[What the exercise asks]: Pull every line containing "concedes" out of the listing below.

[Entries shown]:
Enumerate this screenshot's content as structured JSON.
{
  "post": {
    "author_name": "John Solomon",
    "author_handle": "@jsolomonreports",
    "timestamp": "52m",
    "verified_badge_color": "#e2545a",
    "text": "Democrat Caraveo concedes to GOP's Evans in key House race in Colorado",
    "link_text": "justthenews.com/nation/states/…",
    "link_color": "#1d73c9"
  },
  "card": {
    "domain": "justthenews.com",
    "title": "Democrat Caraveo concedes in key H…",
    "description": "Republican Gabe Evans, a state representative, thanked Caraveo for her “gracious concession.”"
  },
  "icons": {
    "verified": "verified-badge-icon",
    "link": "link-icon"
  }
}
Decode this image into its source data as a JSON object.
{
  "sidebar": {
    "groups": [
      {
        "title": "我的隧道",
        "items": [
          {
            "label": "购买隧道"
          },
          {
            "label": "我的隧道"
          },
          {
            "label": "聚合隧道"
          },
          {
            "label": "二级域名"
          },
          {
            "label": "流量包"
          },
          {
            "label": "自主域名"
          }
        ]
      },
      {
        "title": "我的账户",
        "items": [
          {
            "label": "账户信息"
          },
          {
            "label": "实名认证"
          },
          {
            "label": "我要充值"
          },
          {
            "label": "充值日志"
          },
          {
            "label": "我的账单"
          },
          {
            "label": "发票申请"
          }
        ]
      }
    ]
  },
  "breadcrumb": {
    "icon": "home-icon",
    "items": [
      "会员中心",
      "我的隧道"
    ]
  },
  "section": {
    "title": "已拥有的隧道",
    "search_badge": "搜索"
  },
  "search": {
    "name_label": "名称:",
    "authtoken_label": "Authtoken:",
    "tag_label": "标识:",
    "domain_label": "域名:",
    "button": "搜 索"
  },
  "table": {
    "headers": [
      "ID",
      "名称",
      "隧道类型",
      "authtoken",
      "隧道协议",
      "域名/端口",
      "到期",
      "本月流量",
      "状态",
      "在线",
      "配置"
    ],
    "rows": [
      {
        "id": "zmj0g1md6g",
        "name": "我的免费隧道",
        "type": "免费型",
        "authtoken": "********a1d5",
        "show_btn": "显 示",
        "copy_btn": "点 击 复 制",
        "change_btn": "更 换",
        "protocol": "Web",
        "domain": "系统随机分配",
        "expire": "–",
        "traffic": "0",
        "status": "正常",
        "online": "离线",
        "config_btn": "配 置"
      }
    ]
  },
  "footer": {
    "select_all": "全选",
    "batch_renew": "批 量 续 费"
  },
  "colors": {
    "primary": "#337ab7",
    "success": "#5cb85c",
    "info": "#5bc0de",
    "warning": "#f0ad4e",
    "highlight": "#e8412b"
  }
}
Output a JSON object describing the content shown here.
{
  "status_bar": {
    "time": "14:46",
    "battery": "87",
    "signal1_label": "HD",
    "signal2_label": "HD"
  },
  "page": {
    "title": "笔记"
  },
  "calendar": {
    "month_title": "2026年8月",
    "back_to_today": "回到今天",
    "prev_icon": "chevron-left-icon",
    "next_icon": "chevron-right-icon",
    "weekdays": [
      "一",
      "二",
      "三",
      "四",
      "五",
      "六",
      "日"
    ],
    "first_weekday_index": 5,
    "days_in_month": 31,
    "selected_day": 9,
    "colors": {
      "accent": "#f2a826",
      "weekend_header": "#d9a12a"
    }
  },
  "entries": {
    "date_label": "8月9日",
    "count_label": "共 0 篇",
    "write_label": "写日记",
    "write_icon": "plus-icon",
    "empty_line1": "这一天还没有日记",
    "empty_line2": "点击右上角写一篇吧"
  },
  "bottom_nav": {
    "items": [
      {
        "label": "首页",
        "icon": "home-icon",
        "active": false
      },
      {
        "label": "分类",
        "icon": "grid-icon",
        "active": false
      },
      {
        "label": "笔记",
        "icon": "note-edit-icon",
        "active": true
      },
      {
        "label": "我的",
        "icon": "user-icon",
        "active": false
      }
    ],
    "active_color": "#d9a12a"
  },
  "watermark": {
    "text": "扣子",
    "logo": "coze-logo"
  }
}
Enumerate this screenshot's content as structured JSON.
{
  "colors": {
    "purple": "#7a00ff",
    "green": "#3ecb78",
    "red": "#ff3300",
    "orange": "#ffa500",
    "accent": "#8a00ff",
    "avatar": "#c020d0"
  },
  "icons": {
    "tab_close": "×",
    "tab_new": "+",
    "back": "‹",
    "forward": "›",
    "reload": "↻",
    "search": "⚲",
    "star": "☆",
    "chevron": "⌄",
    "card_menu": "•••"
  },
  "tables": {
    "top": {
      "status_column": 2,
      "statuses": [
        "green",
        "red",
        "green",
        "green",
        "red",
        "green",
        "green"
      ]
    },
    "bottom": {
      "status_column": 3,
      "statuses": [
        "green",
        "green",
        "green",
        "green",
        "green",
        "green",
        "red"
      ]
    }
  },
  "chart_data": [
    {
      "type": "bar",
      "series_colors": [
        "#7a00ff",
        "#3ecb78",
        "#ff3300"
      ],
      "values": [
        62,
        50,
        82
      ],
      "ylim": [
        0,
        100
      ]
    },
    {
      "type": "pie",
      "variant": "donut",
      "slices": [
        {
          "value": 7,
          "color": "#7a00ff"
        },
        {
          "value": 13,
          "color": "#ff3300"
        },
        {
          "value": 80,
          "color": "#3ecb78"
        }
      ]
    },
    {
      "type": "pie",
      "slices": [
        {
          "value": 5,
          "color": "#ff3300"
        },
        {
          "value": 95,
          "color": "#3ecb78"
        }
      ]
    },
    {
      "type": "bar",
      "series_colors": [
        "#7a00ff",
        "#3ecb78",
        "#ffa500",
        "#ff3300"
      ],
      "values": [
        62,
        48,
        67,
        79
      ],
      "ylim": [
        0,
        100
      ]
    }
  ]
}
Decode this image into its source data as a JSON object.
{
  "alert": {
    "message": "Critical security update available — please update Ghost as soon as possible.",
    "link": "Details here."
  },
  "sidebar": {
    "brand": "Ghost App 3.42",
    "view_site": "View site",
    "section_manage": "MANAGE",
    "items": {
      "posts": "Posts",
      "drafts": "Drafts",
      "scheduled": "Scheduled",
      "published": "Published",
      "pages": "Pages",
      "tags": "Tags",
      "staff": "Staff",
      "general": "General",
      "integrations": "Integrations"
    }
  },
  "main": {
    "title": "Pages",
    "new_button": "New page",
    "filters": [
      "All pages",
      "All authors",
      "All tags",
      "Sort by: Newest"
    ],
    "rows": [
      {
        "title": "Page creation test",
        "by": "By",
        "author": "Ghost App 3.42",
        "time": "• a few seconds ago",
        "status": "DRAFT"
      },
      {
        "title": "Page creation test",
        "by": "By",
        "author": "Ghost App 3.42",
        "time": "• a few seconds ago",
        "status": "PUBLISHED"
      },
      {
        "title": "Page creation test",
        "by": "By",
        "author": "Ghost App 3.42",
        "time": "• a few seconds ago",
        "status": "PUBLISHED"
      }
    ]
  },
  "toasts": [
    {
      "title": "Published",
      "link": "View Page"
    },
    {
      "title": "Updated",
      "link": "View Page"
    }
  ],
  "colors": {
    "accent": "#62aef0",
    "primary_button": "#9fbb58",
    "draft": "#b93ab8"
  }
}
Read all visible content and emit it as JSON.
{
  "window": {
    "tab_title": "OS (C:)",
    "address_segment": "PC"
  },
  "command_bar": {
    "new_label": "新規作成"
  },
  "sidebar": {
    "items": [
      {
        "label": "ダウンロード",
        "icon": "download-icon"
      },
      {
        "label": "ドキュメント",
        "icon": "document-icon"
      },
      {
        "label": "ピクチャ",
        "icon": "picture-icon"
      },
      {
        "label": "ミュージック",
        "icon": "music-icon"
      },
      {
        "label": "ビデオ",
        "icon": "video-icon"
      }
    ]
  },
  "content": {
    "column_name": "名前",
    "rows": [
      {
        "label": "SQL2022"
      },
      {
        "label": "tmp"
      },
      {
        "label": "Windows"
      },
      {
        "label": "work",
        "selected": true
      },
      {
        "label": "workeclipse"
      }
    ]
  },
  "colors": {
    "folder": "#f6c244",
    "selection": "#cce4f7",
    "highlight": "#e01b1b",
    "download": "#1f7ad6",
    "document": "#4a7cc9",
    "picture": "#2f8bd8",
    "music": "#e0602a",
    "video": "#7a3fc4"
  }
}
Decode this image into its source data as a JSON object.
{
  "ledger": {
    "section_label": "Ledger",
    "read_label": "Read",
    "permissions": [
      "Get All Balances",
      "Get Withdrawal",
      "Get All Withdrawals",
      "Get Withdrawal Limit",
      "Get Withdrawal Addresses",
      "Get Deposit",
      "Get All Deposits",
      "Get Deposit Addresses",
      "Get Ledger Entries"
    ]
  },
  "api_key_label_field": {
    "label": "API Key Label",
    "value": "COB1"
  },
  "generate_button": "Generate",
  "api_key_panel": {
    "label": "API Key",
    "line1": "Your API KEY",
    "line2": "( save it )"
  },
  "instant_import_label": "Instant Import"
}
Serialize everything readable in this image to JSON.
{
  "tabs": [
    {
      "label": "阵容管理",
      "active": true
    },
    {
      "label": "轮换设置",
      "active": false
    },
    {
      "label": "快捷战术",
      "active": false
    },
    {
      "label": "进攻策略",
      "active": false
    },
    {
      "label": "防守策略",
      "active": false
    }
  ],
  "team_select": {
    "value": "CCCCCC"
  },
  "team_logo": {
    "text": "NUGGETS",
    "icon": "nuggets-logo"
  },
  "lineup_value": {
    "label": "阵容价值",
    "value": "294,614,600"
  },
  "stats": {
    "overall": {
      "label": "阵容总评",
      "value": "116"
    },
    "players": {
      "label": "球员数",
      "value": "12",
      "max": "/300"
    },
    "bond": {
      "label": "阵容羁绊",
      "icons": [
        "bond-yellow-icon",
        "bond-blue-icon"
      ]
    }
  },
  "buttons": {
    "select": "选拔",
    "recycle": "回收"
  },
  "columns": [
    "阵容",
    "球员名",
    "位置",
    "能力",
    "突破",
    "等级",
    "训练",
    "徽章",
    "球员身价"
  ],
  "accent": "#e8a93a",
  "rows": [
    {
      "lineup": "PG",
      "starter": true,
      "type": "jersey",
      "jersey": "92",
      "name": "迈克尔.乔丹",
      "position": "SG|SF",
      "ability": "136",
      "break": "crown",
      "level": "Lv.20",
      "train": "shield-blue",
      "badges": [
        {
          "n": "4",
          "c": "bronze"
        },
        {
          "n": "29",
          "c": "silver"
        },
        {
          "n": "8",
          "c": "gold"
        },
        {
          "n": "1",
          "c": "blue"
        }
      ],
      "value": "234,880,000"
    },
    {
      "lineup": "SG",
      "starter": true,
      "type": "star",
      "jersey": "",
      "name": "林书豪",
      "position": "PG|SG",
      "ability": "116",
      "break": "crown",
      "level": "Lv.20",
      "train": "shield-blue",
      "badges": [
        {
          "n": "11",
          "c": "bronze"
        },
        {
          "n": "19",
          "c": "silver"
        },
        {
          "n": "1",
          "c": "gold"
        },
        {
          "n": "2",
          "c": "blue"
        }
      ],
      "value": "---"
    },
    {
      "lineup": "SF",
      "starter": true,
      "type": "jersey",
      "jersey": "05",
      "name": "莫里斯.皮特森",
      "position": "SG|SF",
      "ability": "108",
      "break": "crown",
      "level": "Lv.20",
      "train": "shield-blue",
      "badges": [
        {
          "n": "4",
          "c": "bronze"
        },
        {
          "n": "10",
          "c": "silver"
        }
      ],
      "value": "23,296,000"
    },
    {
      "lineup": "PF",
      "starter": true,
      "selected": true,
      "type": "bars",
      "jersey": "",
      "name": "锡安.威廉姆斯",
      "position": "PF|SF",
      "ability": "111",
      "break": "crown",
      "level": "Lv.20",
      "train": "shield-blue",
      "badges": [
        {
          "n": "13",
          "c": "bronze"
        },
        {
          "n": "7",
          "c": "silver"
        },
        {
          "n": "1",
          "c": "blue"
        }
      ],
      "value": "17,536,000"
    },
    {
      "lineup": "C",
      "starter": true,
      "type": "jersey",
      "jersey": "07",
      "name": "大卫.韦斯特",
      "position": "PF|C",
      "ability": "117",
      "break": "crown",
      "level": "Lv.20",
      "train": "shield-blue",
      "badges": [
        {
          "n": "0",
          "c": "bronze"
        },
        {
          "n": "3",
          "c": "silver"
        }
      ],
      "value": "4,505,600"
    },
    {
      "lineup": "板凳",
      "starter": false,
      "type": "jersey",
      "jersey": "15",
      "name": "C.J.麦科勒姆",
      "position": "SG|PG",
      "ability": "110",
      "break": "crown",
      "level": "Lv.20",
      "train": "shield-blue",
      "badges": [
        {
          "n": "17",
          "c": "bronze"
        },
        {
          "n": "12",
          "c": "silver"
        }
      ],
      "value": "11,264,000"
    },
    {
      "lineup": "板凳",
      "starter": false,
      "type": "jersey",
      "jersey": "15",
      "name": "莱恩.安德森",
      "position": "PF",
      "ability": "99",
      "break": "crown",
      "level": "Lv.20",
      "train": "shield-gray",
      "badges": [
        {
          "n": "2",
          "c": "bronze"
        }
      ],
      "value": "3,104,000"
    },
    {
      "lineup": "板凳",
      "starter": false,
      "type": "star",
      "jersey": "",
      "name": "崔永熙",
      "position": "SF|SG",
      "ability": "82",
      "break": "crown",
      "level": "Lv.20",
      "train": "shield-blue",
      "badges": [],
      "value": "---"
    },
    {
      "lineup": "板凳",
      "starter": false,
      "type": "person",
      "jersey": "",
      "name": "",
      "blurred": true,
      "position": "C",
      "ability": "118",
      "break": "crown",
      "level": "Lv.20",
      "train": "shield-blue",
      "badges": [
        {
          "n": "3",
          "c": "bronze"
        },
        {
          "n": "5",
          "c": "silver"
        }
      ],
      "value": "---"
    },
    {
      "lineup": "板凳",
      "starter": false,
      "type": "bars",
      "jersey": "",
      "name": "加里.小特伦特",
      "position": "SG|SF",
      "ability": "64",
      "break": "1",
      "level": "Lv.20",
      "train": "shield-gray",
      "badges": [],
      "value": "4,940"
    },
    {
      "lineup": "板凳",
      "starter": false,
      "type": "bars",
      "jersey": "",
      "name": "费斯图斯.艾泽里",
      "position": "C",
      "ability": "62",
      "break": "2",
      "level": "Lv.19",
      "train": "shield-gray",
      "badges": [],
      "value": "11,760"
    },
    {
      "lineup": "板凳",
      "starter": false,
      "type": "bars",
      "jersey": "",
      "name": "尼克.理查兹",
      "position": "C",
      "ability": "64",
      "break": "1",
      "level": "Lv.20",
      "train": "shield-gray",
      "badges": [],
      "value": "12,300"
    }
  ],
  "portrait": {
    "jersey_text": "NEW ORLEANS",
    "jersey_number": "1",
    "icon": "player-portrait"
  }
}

[Exercise output]:
    "text": "Democrat Caraveo concedes to GOP's Evans in key House race in Colorado",
    "title": "Democrat Caraveo concedes in key H…",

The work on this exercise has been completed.